Copyright © Reed Business Information, a division of Reed Elsevier Inc. All rights reserved. --This text refers to an out of print or unavailable edition of this title.
Top Customer Reviews
LeBron James didn't have a spectacular childhood. He and his mother Gloria moved around and didn't have much money. They lived in the projects until he graduated high school. But in junior high he became very tight with three friends, and little did he know this would propel him to legendary status. They dubbed themselves The Fab Four playing basketball together for years, collectively deciding to enroll at St. Vincent-St. Mary High despite their racial minority there. After their freshman year they accepted a transfer student as one of their own and soon enough became The Fab Five.

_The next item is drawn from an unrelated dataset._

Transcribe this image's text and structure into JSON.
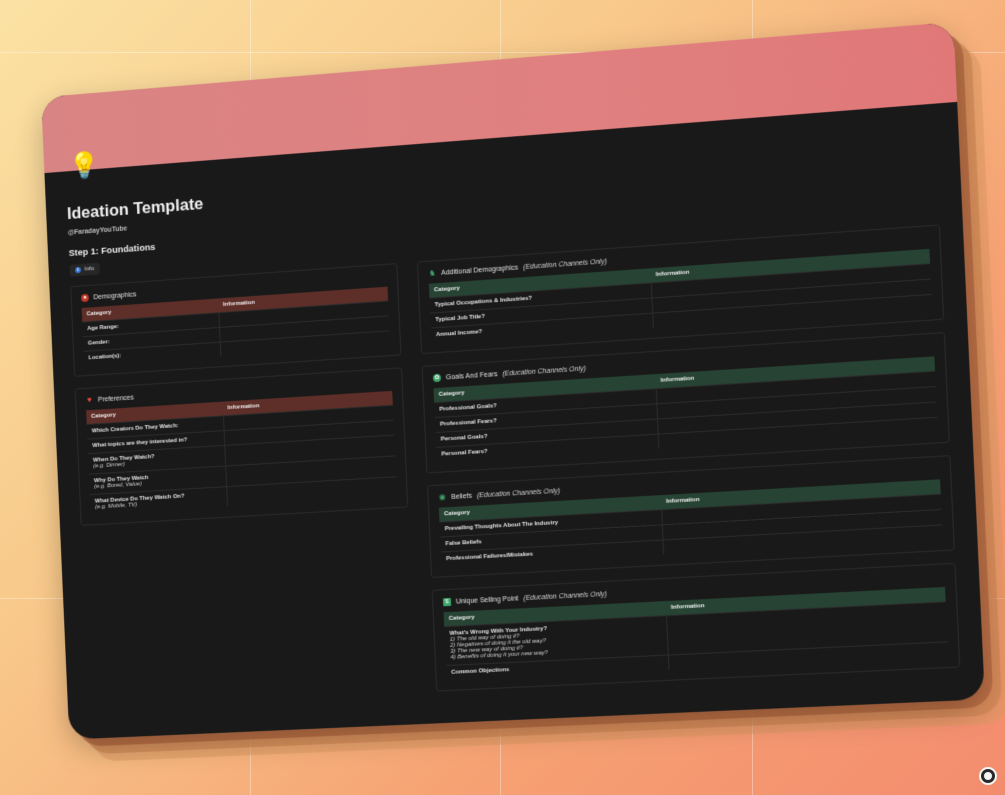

Amazingly, yet not completely surprising, St. V won back-to-back Ohio state championships the first two years with LeBron and company. Two years later they won another state championship, and were national champs to boot. The way LeBron describes his lifestyle and the games is humbling and he speaks more about his teammates than himself even. He isn't arrogant about how good he was and the game notes seemed rather restrained - he truly was a beast on the court if you've never seen high school footage. He was a man among boys running opponents out of the gym, but in the book credits more to his team than his own successes.
LeBron was on the cover of Sports Illustrated his junior year and publicity was soaring. But with all the hype and hoopla came troubles. He and his teammates admitted to smoking marijuana, Gloria battled with loan dilemmas after buying her son a Hummer, and LeBron was even suspended for accepting gifts. Even though it was a celebrity life, he dealt with everything as best as a teenager could.
Shooting Stars depicts the rise of one of the best ever and I feel I understand LeBron James better knowing where he comes from.
Sadly, while Bissinger turned a telescope on small Permian High's football glories in his seminal HS football tome, here, he instead is amplifying a trite, pre-packaged PR schpiel for one of the planet's most famous -- and most managed -- pro athletes.
FNL was all heart. It was authentic, it was a great story and whatever resonance it had came about organically in both the story itself and in Bissinger's obvious enthusiasm to tell it for its own sake. With THREE NIGHTS IN AUGUST, Bissinger's painfully pre-packaged baseball biography of Tony LaRussa told through the device of a three-game series, the author began a descent from artistry informed by marketability to an inversion. SHOOTING STARS completes the fall -- this book is a press release.
Without a doubt, James' story is compelling in many ways. His high school fame is a well-known but still fertile field, and here his people tried to draw some attention to a less-widely known angle of the story: the four friends who followed (and - surprisingly - often drove James) through those high school years. But, Bissinger's treatment is shameless. One can almost see the outline he worked from as plot points are laid out and linked too overtly to thematic goals (i.e., freshman year title game, the small and overlooked member of the quintet comes through in a big way: be sure to emphasize LeBron's willingness to step back and his real joy at seeing his friend win the glory).
It is telling that Bissinger was remarkably unseen on the book's PR launch this week. On NPR, rather than have Bissinger and James discuss the book together, LeBron carried the water himself. In a lot of ways, I can see the value of that approach, but with James deploying malapropisms like "calm and collective," the interview can't have done much to sell the book to even the most curious NPRer. They could have used Bissinger to close the deal. My sense though is that -- much like the book -- his heart might not have been in it.